WHAT YOU ARE ASKED TO DO:
Return the listing below character for character.

EXERCISE MATERIAL:
[Start of Attachment]

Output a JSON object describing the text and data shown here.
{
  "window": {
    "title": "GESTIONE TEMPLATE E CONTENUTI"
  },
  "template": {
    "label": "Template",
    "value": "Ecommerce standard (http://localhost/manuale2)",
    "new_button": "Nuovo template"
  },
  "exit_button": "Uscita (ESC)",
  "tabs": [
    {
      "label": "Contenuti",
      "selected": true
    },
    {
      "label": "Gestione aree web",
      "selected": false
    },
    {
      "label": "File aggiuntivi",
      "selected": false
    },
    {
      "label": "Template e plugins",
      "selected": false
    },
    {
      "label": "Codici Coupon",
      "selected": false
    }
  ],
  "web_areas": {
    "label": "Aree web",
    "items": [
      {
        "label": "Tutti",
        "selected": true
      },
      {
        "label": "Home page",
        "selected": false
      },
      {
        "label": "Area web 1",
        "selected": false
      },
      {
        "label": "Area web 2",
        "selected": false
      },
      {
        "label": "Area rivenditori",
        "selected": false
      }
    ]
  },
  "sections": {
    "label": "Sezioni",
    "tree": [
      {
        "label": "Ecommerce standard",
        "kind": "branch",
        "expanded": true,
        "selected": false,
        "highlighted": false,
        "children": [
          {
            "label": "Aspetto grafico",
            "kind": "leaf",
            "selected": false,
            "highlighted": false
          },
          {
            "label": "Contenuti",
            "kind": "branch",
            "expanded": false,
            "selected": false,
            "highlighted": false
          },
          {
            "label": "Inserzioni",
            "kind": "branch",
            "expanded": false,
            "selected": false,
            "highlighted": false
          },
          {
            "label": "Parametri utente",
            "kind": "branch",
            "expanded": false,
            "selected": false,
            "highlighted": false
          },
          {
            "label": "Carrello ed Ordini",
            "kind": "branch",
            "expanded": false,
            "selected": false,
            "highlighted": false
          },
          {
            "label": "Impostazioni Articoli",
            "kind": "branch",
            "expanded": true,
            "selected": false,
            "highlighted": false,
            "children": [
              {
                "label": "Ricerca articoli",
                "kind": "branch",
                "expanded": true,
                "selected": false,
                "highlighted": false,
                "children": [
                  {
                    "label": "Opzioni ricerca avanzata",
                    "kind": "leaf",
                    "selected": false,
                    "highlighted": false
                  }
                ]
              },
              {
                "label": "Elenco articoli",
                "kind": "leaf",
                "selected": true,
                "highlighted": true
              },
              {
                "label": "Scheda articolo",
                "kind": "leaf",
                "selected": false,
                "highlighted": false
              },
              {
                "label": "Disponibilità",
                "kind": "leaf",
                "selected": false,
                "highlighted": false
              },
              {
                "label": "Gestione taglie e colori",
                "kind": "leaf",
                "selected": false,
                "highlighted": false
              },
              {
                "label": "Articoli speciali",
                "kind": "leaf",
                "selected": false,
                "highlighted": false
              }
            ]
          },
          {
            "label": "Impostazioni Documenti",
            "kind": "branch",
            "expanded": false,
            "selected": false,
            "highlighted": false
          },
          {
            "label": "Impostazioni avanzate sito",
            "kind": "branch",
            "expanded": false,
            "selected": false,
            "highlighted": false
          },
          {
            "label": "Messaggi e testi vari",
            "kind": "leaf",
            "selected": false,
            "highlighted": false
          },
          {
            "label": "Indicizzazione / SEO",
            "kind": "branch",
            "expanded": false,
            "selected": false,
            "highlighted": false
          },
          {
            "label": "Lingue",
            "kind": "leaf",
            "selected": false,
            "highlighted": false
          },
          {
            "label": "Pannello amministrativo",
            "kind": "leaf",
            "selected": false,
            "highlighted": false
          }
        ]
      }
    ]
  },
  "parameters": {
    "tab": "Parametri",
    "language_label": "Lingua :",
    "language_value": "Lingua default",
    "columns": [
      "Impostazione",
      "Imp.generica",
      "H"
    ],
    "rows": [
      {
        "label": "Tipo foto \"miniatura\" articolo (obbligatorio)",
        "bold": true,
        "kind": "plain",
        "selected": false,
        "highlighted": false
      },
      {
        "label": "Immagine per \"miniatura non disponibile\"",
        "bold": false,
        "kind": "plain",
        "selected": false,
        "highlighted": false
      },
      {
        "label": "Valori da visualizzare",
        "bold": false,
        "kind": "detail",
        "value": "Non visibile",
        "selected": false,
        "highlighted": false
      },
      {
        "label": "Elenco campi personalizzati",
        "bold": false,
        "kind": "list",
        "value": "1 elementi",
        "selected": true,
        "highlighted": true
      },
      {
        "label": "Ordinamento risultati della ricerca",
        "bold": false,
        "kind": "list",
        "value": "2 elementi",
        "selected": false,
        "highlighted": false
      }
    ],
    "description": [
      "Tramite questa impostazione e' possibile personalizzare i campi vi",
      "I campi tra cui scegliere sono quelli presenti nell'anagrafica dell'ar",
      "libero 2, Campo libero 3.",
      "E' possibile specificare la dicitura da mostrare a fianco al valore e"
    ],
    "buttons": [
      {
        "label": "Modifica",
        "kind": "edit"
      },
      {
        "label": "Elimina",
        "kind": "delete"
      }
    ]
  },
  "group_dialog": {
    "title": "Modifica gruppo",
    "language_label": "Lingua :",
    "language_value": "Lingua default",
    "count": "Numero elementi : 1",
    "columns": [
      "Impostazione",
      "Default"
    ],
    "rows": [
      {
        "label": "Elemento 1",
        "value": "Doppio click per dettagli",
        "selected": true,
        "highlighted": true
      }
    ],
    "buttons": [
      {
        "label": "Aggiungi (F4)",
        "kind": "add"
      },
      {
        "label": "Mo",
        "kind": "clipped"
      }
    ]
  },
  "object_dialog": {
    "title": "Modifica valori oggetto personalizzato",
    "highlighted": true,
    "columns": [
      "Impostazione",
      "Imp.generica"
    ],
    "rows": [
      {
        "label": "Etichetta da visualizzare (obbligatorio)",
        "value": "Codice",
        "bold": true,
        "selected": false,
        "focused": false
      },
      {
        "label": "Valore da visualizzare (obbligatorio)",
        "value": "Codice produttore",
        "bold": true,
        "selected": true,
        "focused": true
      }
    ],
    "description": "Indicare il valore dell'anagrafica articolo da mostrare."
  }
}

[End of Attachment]

TASK SOLUTION:
Output a JSON object describing the text and data shown here.
{
  "window": {
    "title": "GESTIONE TEMPLATE E CONTENUTI"
  },
  "template": {
    "label": "Template",
    "value": "Ecommerce standard (http://localhost/manuale2)",
    "new_button": "Nuovo template"
  },
  "exit_button": "Uscita (ESC)",
  "tabs": [
    {
      "label": "Contenuti",
      "selected": true
    },
    {
      "label": "Gestione aree web",
      "selected": false
    },
    {
      "label": "File aggiuntivi",
      "selected": false
    },
    {
      "label": "Template e plugins",
      "selected": false
    },
    {
      "label": "Codici Coupon",
      "selected": false
    }
  ],
  "web_areas": {
    "label": "Aree web",
    "items": [
      {
        "label": "Tutti",
        "selected": true
      },
      {
        "label": "Home page",
        "selected": false
      },
      {
        "label": "Area web 1",
        "selected": false
      },
      {
        "label": "Area web 2",
        "selected": false
      },
      {
        "label": "Area rivenditori",
        "selected": false
      }
    ]
  },
  "sections": {
    "label": "Sezioni",
    "tree": [
      {
        "label": "Ecommerce standard",
        "kind": "branch",
        "expanded": true,
        "selected": false,
        "highlighted": false,
        "children": [
          {
            "label": "Aspetto grafico",
            "kind": "leaf",
            "selected": false,
            "highlighted": false
          },
          {
            "label": "Contenuti",
            "kind": "branch",
            "expanded": false,
            "selected": false,
            "highlighted": false
          },
          {
            "label": "Inserzioni",
            "kind": "branch",
            "expanded": false,
            "selected": false,
            "highlighted": false
          },
          {
            "label": "Parametri utente",
            "kind": "branch",
            "expanded": false,
            "selected": false,
            "highlighted": false
          },
          {
            "label": "Carrello ed Ordini",
            "kind": "branch",
            "expanded": false,
            "selected": false,
            "highlighted": false
          },
          {
            "label": "Impostazioni Articoli",
            "kind": "branch",
            "expanded": true,
            "selected": false,
            "highlighted": false,
            "children": [
              {
                "label": "Ricerca articoli",
                "kind": "branch",
                "expanded": true,
                "selected": false,
                "highlighted": false,
                "children": [
                  {
                    "label": "Opzioni ricerca avanzata",
                    "kind": "leaf",
                    "selected": false,
                    "highlighted": false
                  }
                ]
              },
              {
                "label": "Elenco articoli",
                "kind": "leaf",
                "selected": true,
                "highlighted": true
              },
              {
                "label": "Scheda articolo",
                "kind": "leaf",
                "selected": false,
                "highlighted": false
              },
              {
                "label": "Disponibilità",
                "kind": "leaf",
                "selected": false,
                "highlighted": false
              },
              {
                "label": "Gestione taglie e colori",
                "kind": "leaf",
                "selected": false,
                "highlighted": false
              },
              {
                "label": "Articoli speciali",
                "kind": "leaf",
                "selected": false,
                "highlighted": false
              }
            ]
          },
          {
            "label": "Impostazioni Documenti",
            "kind": "branch",
            "expanded": false,
            "selected": false,
            "highlighted": false
          },
          {
            "label": "Impostazioni avanzate sito",
            "kind": "branch",
            "expanded": false,
            "selected": false,
            "highlighted": false
          },
          {
            "label": "Messaggi e testi vari",
            "kind": "leaf",
            "selected": false,
            "highlighted": false
          },
          {
            "label": "Indicizzazione / SEO",
            "kind": "branch",
            "expanded": false,
            "selected": false,
            "highlighted": false
          },
          {
            "label": "Lingue",
            "kind": "leaf",
            "selected": false,
            "highlighted": false
          },
          {
            "label": "Pannello amministrativo",
            "kind": "leaf",
            "selected": false,
            "highlighted": false
          }
        ]
      }
    ]
  },
  "parameters": {
    "tab": "Parametri",
    "language_label": "Lingua :",
    "language_value": "Lingua default",
    "columns": [
      "Impostazione",
      "Imp.generica",
      "H"
    ],
    "rows": [
      {
        "label": "Tipo foto \"miniatura\" articolo (obbligatorio)",
        "bold": true,
        "kind": "plain",
        "selected": false,
        "highlighted": false
      },
      {
        "label": "Immagine per \"miniatura non disponibile\"",
        "bold": false,
        "kind": "plain",
        "selected": false,
        "highlighted": false
      },
      {
        "label": "Valori da visualizzare",
        "bold": false,
        "kind": "detail",
        "value": "Non visibile",
        "selected": false,
        "highlighted": false
      },
      {
        "label": "Elenco campi personalizzati",
        "bold": false,
        "kind": "list",
        "value": "1 elementi",
        "selected": true,
        "highlighted": true
      },
      {
        "label": "Ordinamento risultati della ricerca",
        "bold": false,
        "kind": "list",
        "value": "2 elementi",
        "selected": false,
        "highlighted": false
      }
    ],
    "description": [
      "Tramite questa impostazione e' possibile personalizzare i campi vi",
      "I campi tra cui scegliere sono quelli presenti nell'anagrafica dell'ar",
      "libero 2, Campo libero 3.",
      "E' possibile specificare la dicitura da mostrare a fianco al valore e"
    ],
    "buttons": [
      {
        "label": "Modifica",
        "kind": "edit"
      },
      {
        "label": "Elimina",
        "kind": "delete"
      }
    ]
  },
  "group_dialog": {
    "title": "Modifica gruppo",
    "language_label": "Lingua :",
    "language_value": "Lingua default",
    "count": "Numero elementi : 1",
    "columns": [
      "Impostazione",
      "Default"
    ],
    "rows": [
      {
        "label": "Elemento 1",
        "value": "Doppio click per dettagli",
        "selected": true,
        "highlighted": true
      }
    ],
    "buttons": [
      {
        "label": "Aggiungi (F4)",
        "kind": "add"
      },
      {
        "label": "Mo",
        "kind": "clipped"
      }
    ]
  },
  "object_dialog": {
    "title": "Modifica valori oggetto personalizzato",
    "highlighted": true,
    "columns": [
      "Impostazione",
      "Imp.generica"
    ],
    "rows": [
      {
        "label": "Etichetta da visualizzare (obbligatorio)",
        "value": "Codice",
        "bold": true,
        "selected": false,
        "focused": false
      },
      {
        "label": "Valore da visualizzare (obbligatorio)",
        "value": "Codice produttore",
        "bold": true,
        "selected": true,
        "focused": true
      }
    ],
    "description": "Indicare il valore dell'anagrafica articolo da mostrare."
  }
}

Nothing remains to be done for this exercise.